Video

Video Is West Doing Enough to Tackle Islamic State?

U.S. President Barack Obama has ruled out sending ground troops to Iraq to fight militants of the so-called Islamic State, or ISIS, despite officials in Washington describing the extremist group as the biggest threat the United States has faced in years. Henry Ridgwell reports from London on the growing uncertainty over whether the West’s response to ISIS will be enough to defeat the terrorist threat.
Video

Video Coalition to Fight Islamic State Could Reward Assad

The United States along with European and Mideast allies are considering a broader assault against Islamic State fighters who have spread from Syria into Iraq and risk further destabilizing an already troubled region. But as VOA State Department Correspondent Scott Stearns reports, confronting those militants could end up helping the embattled Syrian President Bashar al-Assad.
Video
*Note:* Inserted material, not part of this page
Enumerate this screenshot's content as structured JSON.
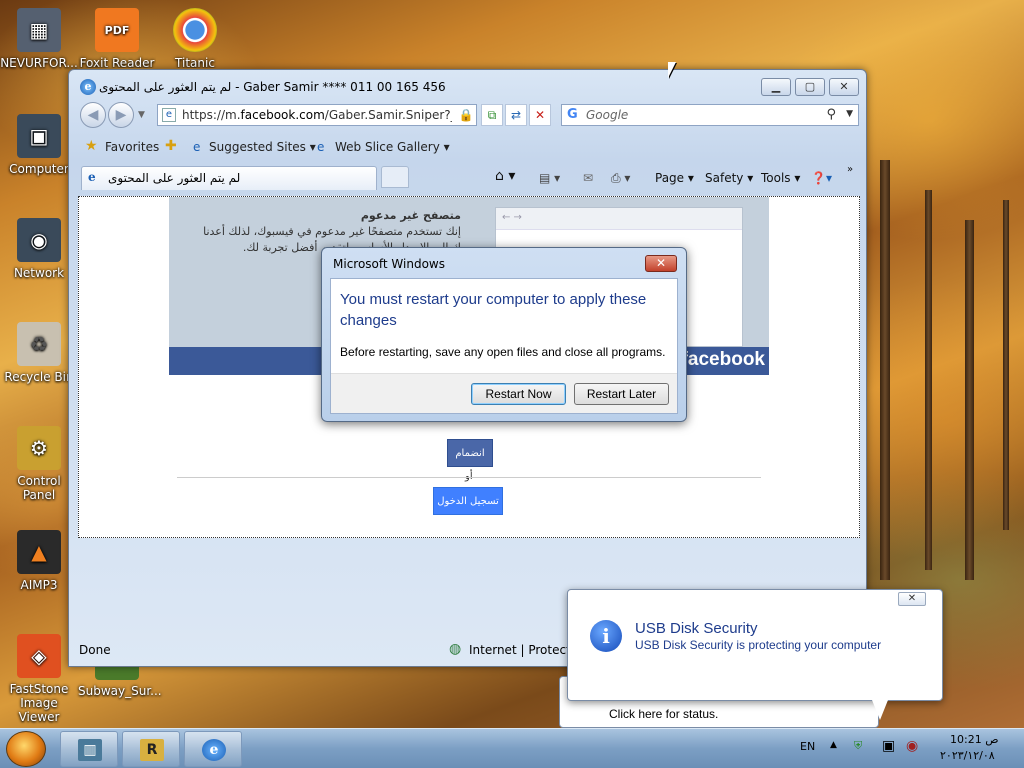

Video Made in America Socks Get Toehold in Online Fashion Market

Three young entrepreneurs are hoping to revolutionize the high-end sock industry by introducing all-American creations of their own. And they’re doing most of it the old-fashioned way. VOA’s Julie Taboh recently caught up with them to learn what goes into making their one-of-a-kind socks.
Video

Video Americans, Ex-Pats Send Relief Supplies to West Africa

Health organizations from around the world are sending supplies and specialists to the West African countries that are dealing with the worst Ebola outbreak in history. On a smaller scale, ordinary Americans and African expatriates living in the United States are doing the same. VOA's Carol Pearson reports.

AppleAndroid